The U.S. Army's top officer said he's adamant that American combat troops shouldn't be sent back to Iraq.
The service's departing chief of staff, Gen. Raymond Odierno, whose term ends in September, recently spoke at length about the U.S. military presence in Iraq, where he once led troops in combat.
"I absolutely do not agree right now with us putting U.S. forces on the ground and I am adamant about that and I think it would not be helpful at all," he said during a recent interview with reporters in Washington, D.C.
His comments came a few weeks after a panel of mostly defense hawks testified before Congress that as many as 20,000 U.S. ground troops must be deployed to Iraq to combat Islamic militants gaining ground in the country.
TROOP LEVELS DEBATED
Frederick Kagan, one of the architects of the Bush-era troop surge of additional U.S. forces in Iraq and a former professor of military history at West Point, was among those who cited the higher figure last month during a hearing of the Senate Armed Services Committee on U.S. policy in Iraq and Syria. The panel's chairman, Sen. John McCain, R-Arizona, is a frequent critic of White House policy in the Middle East.

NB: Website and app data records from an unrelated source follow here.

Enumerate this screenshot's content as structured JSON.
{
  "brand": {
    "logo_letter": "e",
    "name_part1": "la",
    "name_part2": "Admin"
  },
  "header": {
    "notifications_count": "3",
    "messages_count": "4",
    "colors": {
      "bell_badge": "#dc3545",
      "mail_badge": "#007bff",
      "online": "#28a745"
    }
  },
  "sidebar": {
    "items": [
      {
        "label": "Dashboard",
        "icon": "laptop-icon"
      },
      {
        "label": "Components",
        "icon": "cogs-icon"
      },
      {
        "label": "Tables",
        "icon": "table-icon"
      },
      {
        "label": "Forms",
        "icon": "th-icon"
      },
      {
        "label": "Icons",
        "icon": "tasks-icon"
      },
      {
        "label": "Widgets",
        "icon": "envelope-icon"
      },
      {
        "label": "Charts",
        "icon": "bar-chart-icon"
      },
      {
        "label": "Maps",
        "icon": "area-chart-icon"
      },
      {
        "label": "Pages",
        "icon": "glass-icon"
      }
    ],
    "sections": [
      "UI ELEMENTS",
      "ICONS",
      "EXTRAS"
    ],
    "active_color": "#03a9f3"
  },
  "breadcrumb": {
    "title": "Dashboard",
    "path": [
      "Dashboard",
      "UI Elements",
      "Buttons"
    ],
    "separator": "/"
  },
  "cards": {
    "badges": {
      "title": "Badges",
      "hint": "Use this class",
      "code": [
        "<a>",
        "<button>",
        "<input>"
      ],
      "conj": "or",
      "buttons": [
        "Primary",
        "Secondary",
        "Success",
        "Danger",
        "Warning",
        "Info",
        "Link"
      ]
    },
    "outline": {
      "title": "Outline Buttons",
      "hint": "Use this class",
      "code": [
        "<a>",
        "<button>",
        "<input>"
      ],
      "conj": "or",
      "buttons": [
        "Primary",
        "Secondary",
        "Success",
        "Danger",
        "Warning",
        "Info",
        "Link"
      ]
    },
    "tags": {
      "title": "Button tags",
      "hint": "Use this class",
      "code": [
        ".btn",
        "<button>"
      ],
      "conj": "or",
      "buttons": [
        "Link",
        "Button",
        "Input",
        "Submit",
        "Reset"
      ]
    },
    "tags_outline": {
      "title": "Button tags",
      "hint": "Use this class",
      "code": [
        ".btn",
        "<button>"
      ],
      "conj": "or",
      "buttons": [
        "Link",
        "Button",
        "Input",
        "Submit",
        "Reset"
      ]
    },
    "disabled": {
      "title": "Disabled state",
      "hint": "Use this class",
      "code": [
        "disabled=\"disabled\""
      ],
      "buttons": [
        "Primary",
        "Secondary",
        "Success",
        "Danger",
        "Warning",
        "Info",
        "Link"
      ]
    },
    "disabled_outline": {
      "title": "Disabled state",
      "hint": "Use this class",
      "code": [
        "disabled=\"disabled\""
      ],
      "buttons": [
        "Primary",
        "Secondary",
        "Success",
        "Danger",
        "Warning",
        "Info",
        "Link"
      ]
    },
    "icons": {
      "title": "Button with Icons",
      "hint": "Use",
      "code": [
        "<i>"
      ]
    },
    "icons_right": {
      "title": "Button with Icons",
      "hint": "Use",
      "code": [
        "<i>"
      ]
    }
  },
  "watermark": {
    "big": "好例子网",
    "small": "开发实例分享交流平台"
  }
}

"We need to have a total of 15,000 to 20,000 U.S. troops in Iraq in order to provide the necessary enablers, advisers and so forth," said Kagan, a scholar at the American Enterprise Institute. "Anything less than that is simply unserious."
President Obama last year ordered airstrikes against the Islamic State in Iraq and Syria after militants affiliated with the Sunni extremist group overran parts of both countries and took control of U.S.-supplied military equipment, including weapons and vehicles. ISIS later circulated videos showing the execution of Western prisoners, including the beheading of American aid worker and former Army Ranger Peter Kassig.
Obama has since authorized the deployment of about 3,000 American service members back to Iraq -- after withdrawing all U.S. troops from the country in late 2011. As of Feb. 18, there were about 2,600 American military personnel in Iraq, with most serving as advisers to Iraqi and Kurdish forces in Baghdad and Irbil.
ADVISERS VS COMBAT TROOPS
Odierno, who commanded the 4th Infantry Division during the 2003 U.S.-led invasion of Iraq and later oversaw allied forces in the country, made a distinction between deploying advisers and combat troops.
"I'm fine with embedding advisers," he said. "I'm talking about combat formations. I'm not at all behind -- I'm adamant about not putting combat formations to actually conduct the fighting. But I'm absolutely for -- if the president wants to put more advisers, I think it's something that he'd be willing to do and could make a difference."
On this point, the general and the hawks seem in agreement. At the hearing, John Keane, a retired Army general and former vice chief of staff, said advisers could serve as forward air controllers to direct air power and attack helicopters.
"The war in Iraq is largely close combat, urban warfare, which demands the bombs be guided from our airplanes to the ground by people on the ground," he said. "Seventy-five percent of the sorties that we're currently running with our attack aircraft come back without dropping bombs, mostly because they cannot acquire the target or properly identify the target."
Odierno, who was confirmed as the Army's chief of staff in 2011 and plans to retire after his current term ends in September, said he was most optimistic about the future of Iraq in 2010 after the so-called surge of more than 20,000 additional U.S. troops helped to restore security in and around Baghdad.
"The violence in Iraq was at the lowest levels it had been," he said. "We saw the economics were starting to grow -- oil was being exported at a higher rate. I felt very good about Iraq and I felt that we were absolutely on the right track."
But the Shiite-led government in Baghdad remains at odds with Sunni, Kurd and other minority groups.
"They have not been able to overcome the mistrust that they had between sects, whether it be Sunni, Shia, Kurd, Kurd-Arab, Persian-Arab," Odierno said, "and it continues to significantly degrade what we had set up. I'll be frank; it's incredibly disappointing to me personally what I've watched happen ... They've fallen apart."
MISSTEPS IN IRAQ
The general also reflected on some of the early U.S. missteps in Iraq, such as the disbanding of the Iraqi army after the fall of Saddam Hussein, a move that he said he opposed early on.
"I was very clear in 2003-04 -- no, we shouldn't have," he said. "I think we should have cleansed it of those who were obviously with Saddam Hussein. But I think there was enough -- it's like everything else, they might have been part of the Baath party but were they really? Everybody had to be part of a Baath party to survive. And we could have done a lot better job of sorting through that and keeping the Iraqi army together. And I think we struggled for years to try to put it back together again."
While he said it's hard to predict what might have happened in Iraq under another scenario, Odierno said keeping the Iraqi army largely intact may have encouraged Iraqis to work together politically and allowed the U.S. military to leave the country far earlier.
"We struggled for years to try to put it back together again," he said. "We've always struggled with the leadership and I think that's part of what's playing out and continues to play out."
-- Brendan McGarry can be reached at firstname.lastname@example.org